The rough cut screening of my film went better than I had anticipated. The general consesus was that the motif of the flower was very prevalent and clear in my film compared to the other two Lamentation projects. People also praised the performance of my lead actor which I couldn’t be more happy with as the audition process behind finding actors was a long and gruelling one.
The thing that people pointed out or had a problem with was how quick the drama gets resolved, saying that it plateaus to quickly. As I mentioned in my earlier post about how the objective eye of the director can get clouded if the director themselves are also the editor, this was something that I did notice. However I soon realised it wasn’t a problem in the edit itself, but more in the script as the way the film is edited is quite frankly, strictly to the script in that how every scene transitions into the next is scripted and purposely constructed. This left me little breathing room to play around with the structure of the edit.

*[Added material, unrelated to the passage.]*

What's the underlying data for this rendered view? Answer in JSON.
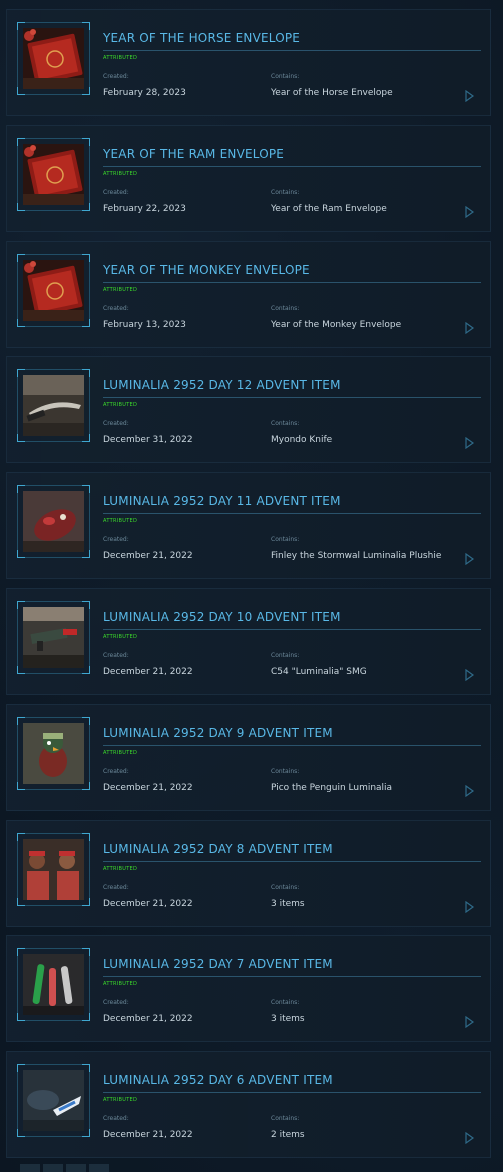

People made suggestions in to how I can counter this offering different alternative ways I can cut the scene. I ended up not going through with many of their suggestions as I felt that if I listened to them and changed my film accordingly, then it would not end up being my vision. If my film is going to fail or be successful, then I as a director want it to be on my own terms in accordance with my directorial vision. I do understand that in the real world that test screenings for films encourage filmmakers to change their edit of the film, but I think there is a fine line to making adjustments to your film and completely altering your film.